Racing Point was docked 15 constructors' championship points and fined €400,000 after it was deemed to have breached the sporting regulations in the design of the rear brake ducts for its RP20 car.
But Racing Point is permitted to continue using the brake ducts for the remainder of the 2020 season, with the FIA deeming it cannot unlearn the designs it was judged to have copied from Mercedes.
The sanction is subject to three appeals that will be taken to the FIA's International Court of Appeal, with both Renault and Ferrari bidding for a harsher penalty.
Renault team principal Cyril Abiteboul feels Racing Point should be excluded from the results of every race where its cars were protested for using the brake ducts.
"We were expecting a consistent sanction with other sanctions that we've seen in the past," Abiteboul said.
"The most recent one we accepted last year [was] after Suzuka, when we were found in breach of the sporting regulations, and not the technical regulations, and excluded from that event, therefore losing all our points.
"There was no discount for Renault, so I don't know why there should be a discount for Racing Point.
"It should be all the points of the events that we've been protested."
Renault has protested Racing Point's cars following each of the last four races, with the only exception being the opening round of the year in Austria where it did not lodge a protest. Racing Point scored eight points in this race.
Even after the FIA's ruling ahead of last weekend's 70th Anniversary Grand Prix, Renault lodged a protest against Racing Point that resulted in a reprimand being issued after the event.
This is set to continue at every race Racing Point uses the brake ducts in question until the Court of Appeal has made a final decision on the case.
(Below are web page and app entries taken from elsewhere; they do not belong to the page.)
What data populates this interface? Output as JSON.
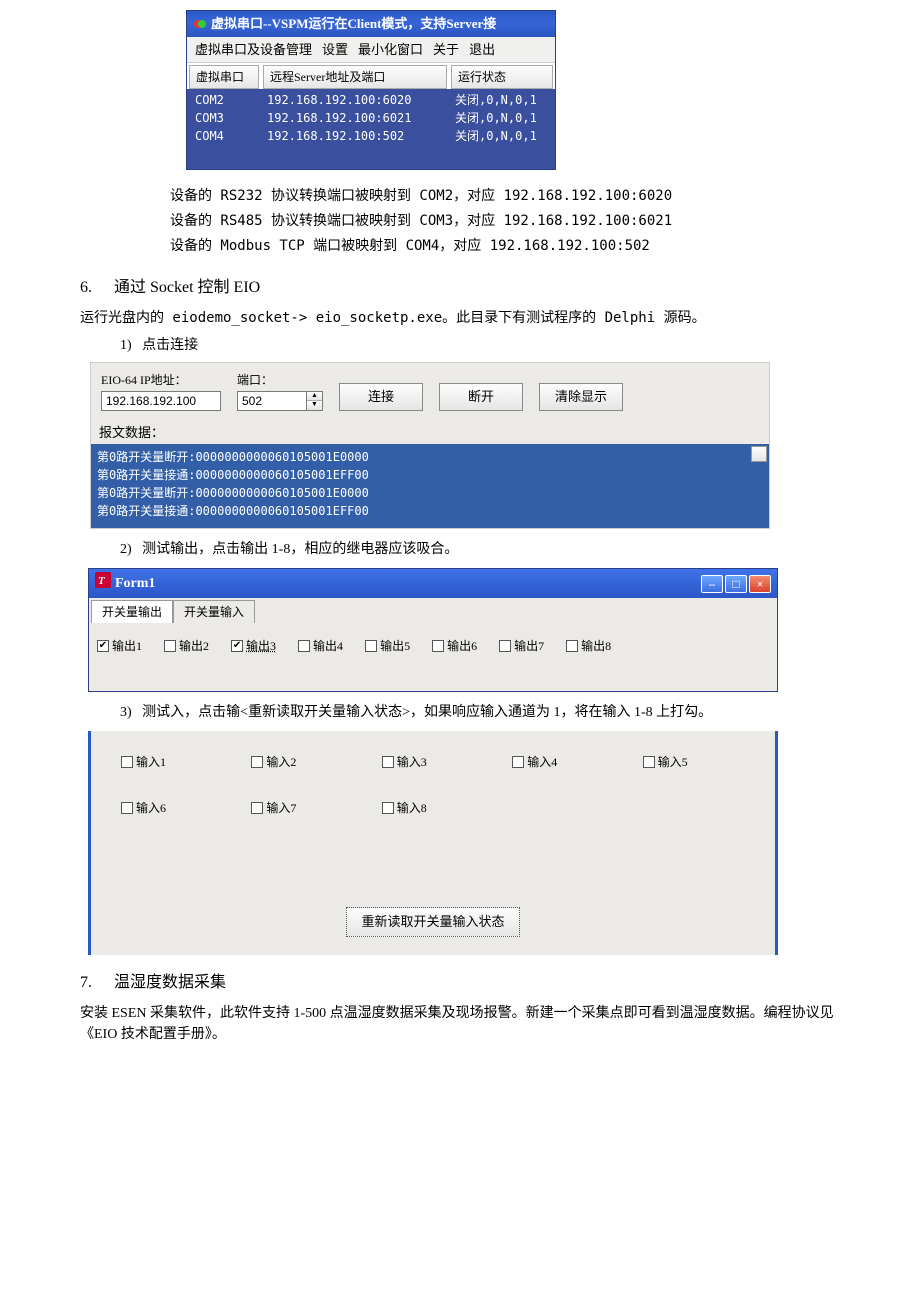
{
  "vspm": {
    "title": "虚拟串口--VSPM运行在Client模式，支持Server接",
    "menu": [
      "虚拟串口及设备管理",
      "设置",
      "最小化窗口",
      "关于",
      "退出"
    ],
    "headers": [
      "虚拟串口",
      "远程Server地址及端口",
      "运行状态"
    ],
    "rows": [
      {
        "port": "COM2",
        "addr": "192.168.192.100:6020",
        "state": "关闭,0,N,0,1"
      },
      {
        "port": "COM3",
        "addr": "192.168.192.100:6021",
        "state": "关闭,0,N,0,1"
      },
      {
        "port": "COM4",
        "addr": "192.168.192.100:502",
        "state": "关闭,0,N,0,1"
      }
    ]
  },
  "mapping": [
    "设备的 RS232 协议转换端口被映射到 COM2，对应 192.168.192.100:6020",
    "设备的 RS485 协议转换端口被映射到 COM3，对应 192.168.192.100:6021",
    "设备的 Modbus TCP 端口被映射到 COM4，对应 192.168.192.100:502"
  ],
  "section6": {
    "heading_num": "6.",
    "heading": "通过 Socket 控制 EIO",
    "intro": "运行光盘内的 eiodemo_socket-> eio_socketp.exe。此目录下有测试程序的 Delphi 源码。",
    "step1_num": "1)",
    "step1": "点击连接",
    "step2_num": "2)",
    "step2": "测试输出，点击输出 1-8，相应的继电器应该吸合。",
    "step3_num": "3)",
    "step3": "测试入，点击输<重新读取开关量输入状态>，如果响应输入通道为 1，将在输入 1-8 上打勾。"
  },
  "socket_tool": {
    "ip_label": "EIO-64 IP地址：",
    "ip_value": "192.168.192.100",
    "port_label": "端口：",
    "port_value": "502",
    "btn_connect": "连接",
    "btn_disconnect": "断开",
    "btn_clear": "清除显示",
    "log_label": "报文数据：",
    "log_lines": [
      "第0路开关量断开:0000000000060105001E0000",
      "第0路开关量接通:0000000000060105001EFF00",
      "第0路开关量断开:0000000000060105001E0000",
      "第0路开关量接通:0000000000060105001EFF00"
    ]
  },
  "form1": {
    "title": "Form1",
    "tab_out": "开关量输出",
    "tab_in": "开关量输入",
    "outputs": [
      {
        "label": "输出1",
        "checked": true,
        "underline": false
      },
      {
        "label": "输出2",
        "checked": false,
        "underline": false
      },
      {
        "label": "输出3",
        "checked": true,
        "underline": true
      },
      {
        "label": "输出4",
        "checked": false,
        "underline": false
      },
      {
        "label": "输出5",
        "checked": false,
        "underline": false
      },
      {
        "label": "输出6",
        "checked": false,
        "underline": false
      },
      {
        "label": "输出7",
        "checked": false,
        "underline": false
      },
      {
        "label": "输出8",
        "checked": false,
        "underline": false
      }
    ]
  },
  "inputs_panel": {
    "inputs": [
      {
        "label": "输入1"
      },
      {
        "label": "输入2"
      },
      {
        "label": "输入3"
      },
      {
        "label": "输入4"
      },
      {
        "label": "输入5"
      },
      {
        "label": "输入6"
      },
      {
        "label": "输入7"
      },
      {
        "label": "输入8"
      }
    ],
    "refresh_btn": "重新读取开关量输入状态"
  },
  "section7": {
    "heading_num": "7.",
    "heading": "温湿度数据采集",
    "body": "安装 ESEN 采集软件，此软件支持 1-500 点温湿度数据采集及现场报警。新建一个采集点即可看到温湿度数据。编程协议见《EIO 技术配置手册》。"
  }
}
"After every single event, Otmar [Szafnauer] will be called to the stewards, his brake ducts will be found similar to what they were and unchanged, and he will receive again a reprimand," Abiteboul said.
"We are facing again a prospect of what, 10 races, where his cars will be reprimanded. It's a bit of a strange situation.
"We'd like to have also a bit more clarity about that, not necessarily saying they should be excluded for the season.
"But from a communication standpoint to the fans, to the public, explaining why a car is still somewhat in breach because it will receive a reprimand, but it's OK to be part of the championship and therefore be eligible for points, we think it's a bit awkward.
"We'd like also some closure about that if possible."
But Racing Point F1 chief Otmar Szafnauer remained confident the team could overturn the penalty it was awarded by going to the Court of Appeal.
"We've appealed the decision based on what the stewards had written in their findings, and the findings are pretty clear that we didn't do anything underhand or dishonest," Szafnauer said.
"We were completely transparent and open with the FIA throughout their process of checking both our brake ducts and the remainder of our car.
"They concluded that the rule, especially for brake ducts transitioning from a non-listed part to a listed part were ambiguous and unclear.
"Because of it, we believe our punishment for an unclear and ambiguous rule that we didn't intentionally contravene is a bit harsh.
"It's the reason we're appealing, and we're very confident we'll win on the appeal."